Your assignment: The data below is to be copied exactly, line by line.
-- Data records follows --
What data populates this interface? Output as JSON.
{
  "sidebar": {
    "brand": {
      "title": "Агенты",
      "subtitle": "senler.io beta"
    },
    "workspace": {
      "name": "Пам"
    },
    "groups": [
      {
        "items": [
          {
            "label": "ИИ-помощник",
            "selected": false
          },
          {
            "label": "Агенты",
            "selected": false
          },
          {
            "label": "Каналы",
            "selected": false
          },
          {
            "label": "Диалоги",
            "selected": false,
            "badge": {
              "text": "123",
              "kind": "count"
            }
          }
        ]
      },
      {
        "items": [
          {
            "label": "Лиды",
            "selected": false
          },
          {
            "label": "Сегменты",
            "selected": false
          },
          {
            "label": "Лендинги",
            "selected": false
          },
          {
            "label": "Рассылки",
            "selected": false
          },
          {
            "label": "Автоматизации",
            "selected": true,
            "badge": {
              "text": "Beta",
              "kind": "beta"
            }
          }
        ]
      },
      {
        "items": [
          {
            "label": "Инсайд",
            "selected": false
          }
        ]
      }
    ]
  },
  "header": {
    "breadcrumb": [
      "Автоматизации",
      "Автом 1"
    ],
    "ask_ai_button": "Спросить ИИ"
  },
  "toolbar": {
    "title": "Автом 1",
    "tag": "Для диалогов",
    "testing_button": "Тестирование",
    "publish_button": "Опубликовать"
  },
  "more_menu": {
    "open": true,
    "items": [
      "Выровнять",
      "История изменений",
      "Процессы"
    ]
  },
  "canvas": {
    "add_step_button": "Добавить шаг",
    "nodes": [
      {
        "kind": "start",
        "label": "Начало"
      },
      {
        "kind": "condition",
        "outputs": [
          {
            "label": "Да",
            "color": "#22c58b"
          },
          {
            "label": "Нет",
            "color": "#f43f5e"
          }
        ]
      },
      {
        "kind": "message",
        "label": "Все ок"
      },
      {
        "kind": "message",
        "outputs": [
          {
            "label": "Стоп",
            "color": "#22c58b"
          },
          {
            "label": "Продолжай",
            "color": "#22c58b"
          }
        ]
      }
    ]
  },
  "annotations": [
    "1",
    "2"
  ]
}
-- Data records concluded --
Expected output:
What data populates this interface? Output as JSON.
{
  "sidebar": {
    "brand": {
      "title": "Агенты",
      "subtitle": "senler.io beta"
    },
    "workspace": {
      "name": "Пам"
    },
    "groups": [
      {
        "items": [
          {
            "label": "ИИ-помощник",
            "selected": false
          },
          {
            "label": "Агенты",
            "selected": false
          },
          {
            "label": "Каналы",
            "selected": false
          },
          {
            "label": "Диалоги",
            "selected": false,
            "badge": {
              "text": "123",
              "kind": "count"
            }
          }
        ]
      },
      {
        "items": [
          {
            "label": "Лиды",
            "selected": false
          },
          {
            "label": "Сегменты",
            "selected": false
          },
          {
            "label": "Лендинги",
            "selected": false
          },
          {
            "label": "Рассылки",
            "selected": false
          },
          {
            "label": "Автоматизации",
            "selected": true,
            "badge": {
              "text": "Beta",
              "kind": "beta"
            }
          }
        ]
      },
      {
        "items": [
          {
            "label": "Инсайд",
            "selected": false
          }
        ]
      }
    ]
  },
  "header": {
    "breadcrumb": [
      "Автоматизации",
      "Автом 1"
    ],
    "ask_ai_button": "Спросить ИИ"
  },
  "toolbar": {
    "title": "Автом 1",
    "tag": "Для диалогов",
    "testing_button": "Тестирование",
    "publish_button": "Опубликовать"
  },
  "more_menu": {
    "open": true,
    "items": [
      "Выровнять",
      "История изменений",
      "Процессы"
    ]
  },
  "canvas": {
    "add_step_button": "Добавить шаг",
    "nodes": [
      {
        "kind": "start",
        "label": "Начало"
      },
      {
        "kind": "condition",
        "outputs": [
          {
            "label": "Да",
            "color": "#22c58b"
          },
          {
            "label": "Нет",
            "color": "#f43f5e"
          }
        ]
      },
      {
        "kind": "message",
        "label": "Все ок"
      },
      {
        "kind": "message",
        "outputs": [
          {
            "label": "Стоп",
            "color": "#22c58b"
          },
          {
            "label": "Продолжай",
            "color": "#22c58b"
          }
        ]
      }
    ]
  },
  "annotations": [
    "1",
    "2"
  ]
}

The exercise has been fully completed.